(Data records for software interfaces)
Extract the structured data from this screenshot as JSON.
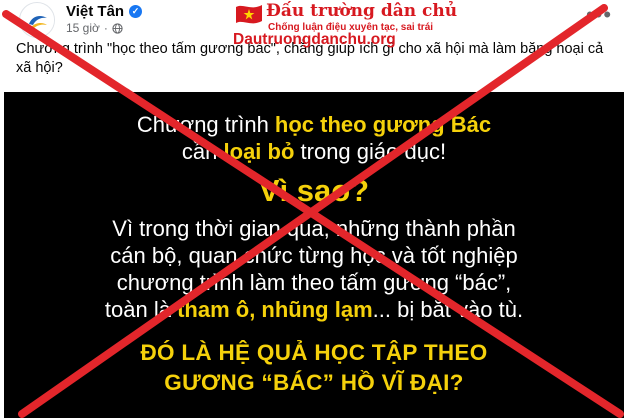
{
  "post": {
    "author": "Việt Tân",
    "time": "15 giờ",
    "privacy_dot": "·",
    "more_label": "•••",
    "verified_glyph": "✓",
    "caption": "Chương trình \"học theo tấm gương bác\", chẳng giúp ích gì cho xã hội mà làm băng hoại cả xã hội?"
  },
  "watermark": {
    "name": "Đấu trường dân chủ",
    "tagline": "Chống luận điệu xuyên tạc, sai trái",
    "url": "Dautruongdanchu.org"
  },
  "image_text": {
    "l1_a": "Chương trình ",
    "l1_b": "học theo gương Bác",
    "l2_a": "cần ",
    "l2_b": "loại bỏ",
    "l2_c": " trong giáo dục!",
    "l3": "Vì sao?",
    "l4": "Vì trong thời gian qua, những thành phần",
    "l5": "cán bộ, quan chức từng học và tốt nghiệp",
    "l6": "chương trình làm theo tấm gương “bác”,",
    "l7_a": "toàn là ",
    "l7_b": "tham ô, nhũng lạm",
    "l7_c": "... bị bắt vào tù.",
    "l8": "ĐÓ LÀ HỆ QUẢ HỌC TẬP THEO",
    "l9": "GƯƠNG “BÁC” HỒ VĨ ĐẠI?"
  },
  "colors": {
    "cross": "#e3262b",
    "highlight": "#f5d10b",
    "brand": "#d71920",
    "panel": "#000000"
  }
}
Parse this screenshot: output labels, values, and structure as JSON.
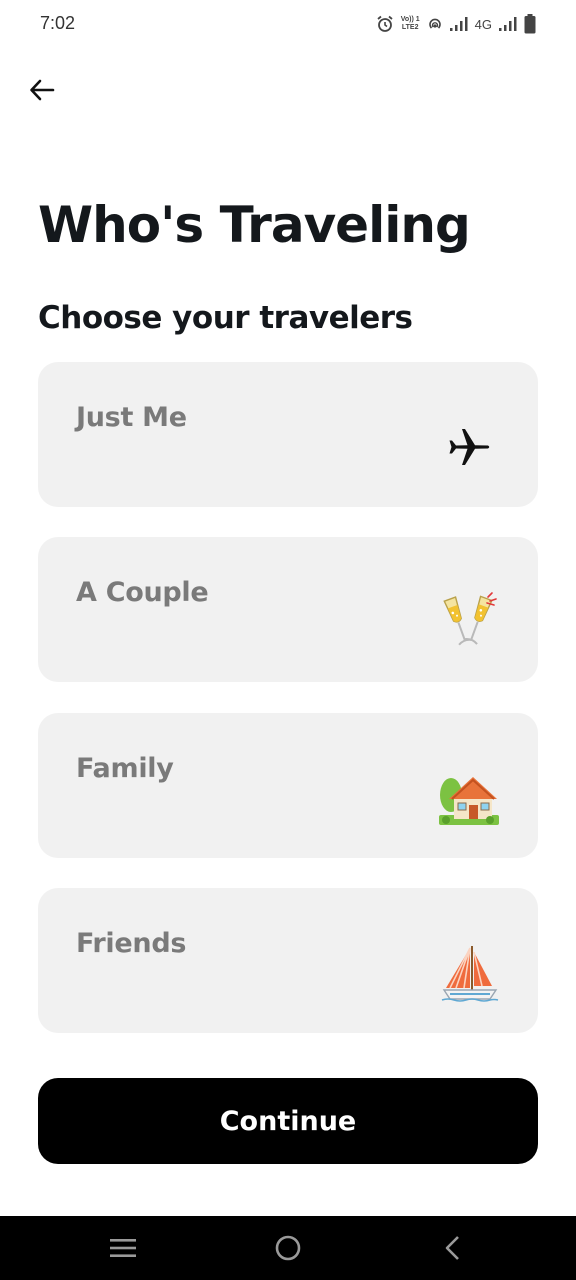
{
  "status_bar": {
    "time": "7:02",
    "lte_label_top": "Vo)) 1",
    "lte_label_bottom": "LTE2",
    "network_label": "4G",
    "icons": [
      "alarm-icon",
      "volte-icon",
      "hotspot-icon",
      "signal-icon",
      "signal-icon",
      "battery-icon"
    ]
  },
  "header": {
    "back_icon": "arrow-left-icon"
  },
  "page": {
    "title": "Who's Traveling",
    "subtitle": "Choose your travelers"
  },
  "options": [
    {
      "label": "Just Me",
      "icon": "airplane-icon"
    },
    {
      "label": "A Couple",
      "icon": "champagne-glasses-icon"
    },
    {
      "label": "Family",
      "icon": "house-icon"
    },
    {
      "label": "Friends",
      "icon": "sailboat-icon"
    }
  ],
  "continue_label": "Continue",
  "nav_bar": {
    "icons": [
      "menu-icon",
      "home-circle-icon",
      "back-chevron-icon"
    ],
    "background": "#000000"
  },
  "colors": {
    "card_background": "#f1f1f1",
    "card_label": "#7a7a7a",
    "button_background": "#000000",
    "button_text": "#ffffff"
  }
}
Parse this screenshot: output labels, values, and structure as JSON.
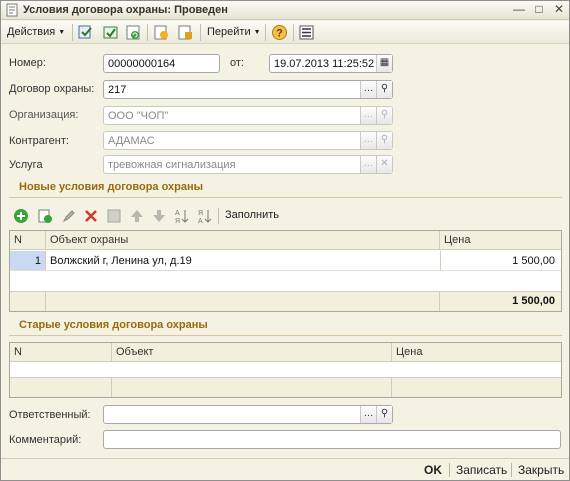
{
  "window": {
    "title": "Условия договора охраны: Проведен",
    "controls": [
      "minimize-icon",
      "maximize-icon",
      "close-icon"
    ]
  },
  "toolbar": {
    "actions_label": "Действия",
    "goto_label": "Перейти",
    "icons": [
      "post-and-close-icon",
      "post-icon",
      "refresh-icon",
      "create-based-on-icon",
      "document-movements-icon",
      "help-icon",
      "structure-icon"
    ]
  },
  "form": {
    "number_label": "Номер:",
    "number_value": "00000000164",
    "date_label": "от:",
    "date_value": "19.07.2013 11:25:52",
    "contract_label": "Договор охраны:",
    "contract_value": "217",
    "organization_label": "Организация:",
    "organization_value": "ООО \"ЧОП\"",
    "counterparty_label": "Контрагент:",
    "counterparty_value": "АДАМАС",
    "service_label": "Услуга",
    "service_value": "тревожная сигнализация"
  },
  "new_conditions": {
    "title": "Новые условия договора охраны",
    "fill_label": "Заполнить",
    "columns": [
      "N",
      "Объект охраны",
      "Цена"
    ],
    "rows": [
      {
        "n": "1",
        "object": "Волжский г, Ленина ул, д.19",
        "price": "1 500,00"
      }
    ],
    "total": "1 500,00"
  },
  "old_conditions": {
    "title": "Старые условия договора охраны",
    "columns": [
      "N",
      "Объект",
      "Цена"
    ]
  },
  "footer_fields": {
    "responsible_label": "Ответственный:",
    "responsible_value": "",
    "comment_label": "Комментарий:",
    "comment_value": ""
  },
  "buttons": {
    "ok": "OK",
    "save": "Записать",
    "close": "Закрыть"
  },
  "colors": {
    "section_title": "#9b6a0b",
    "window_bg": "#f3f2e3",
    "selected_row": "#fff",
    "add_icon": "#3aa33a",
    "delete_icon": "#d23a2a"
  }
}
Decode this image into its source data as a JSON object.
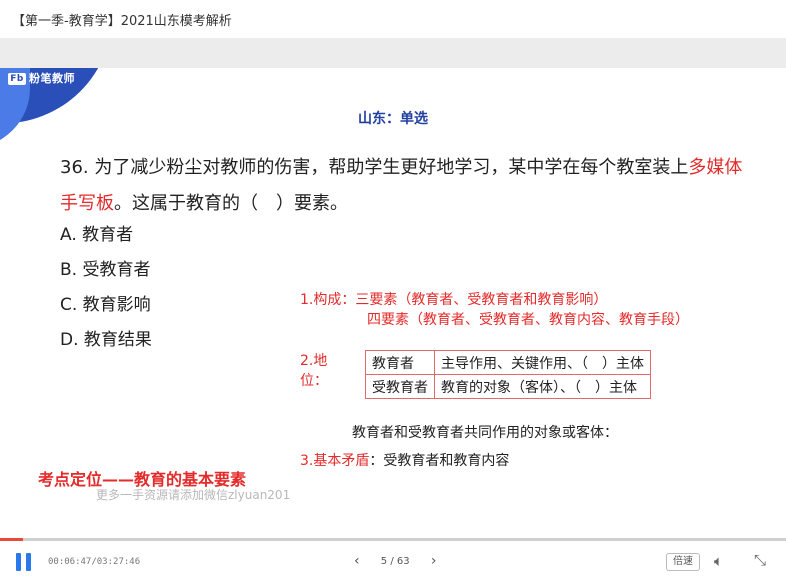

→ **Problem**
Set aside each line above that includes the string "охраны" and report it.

→ **Finished task**
    "title": "Условия договора охраны: Проведен",
    "contract_label": "Договор охраны:",
    "title": "Новые условия договора охраны",
      "Объект охраны",
    "title": "Старые условия договора охраны",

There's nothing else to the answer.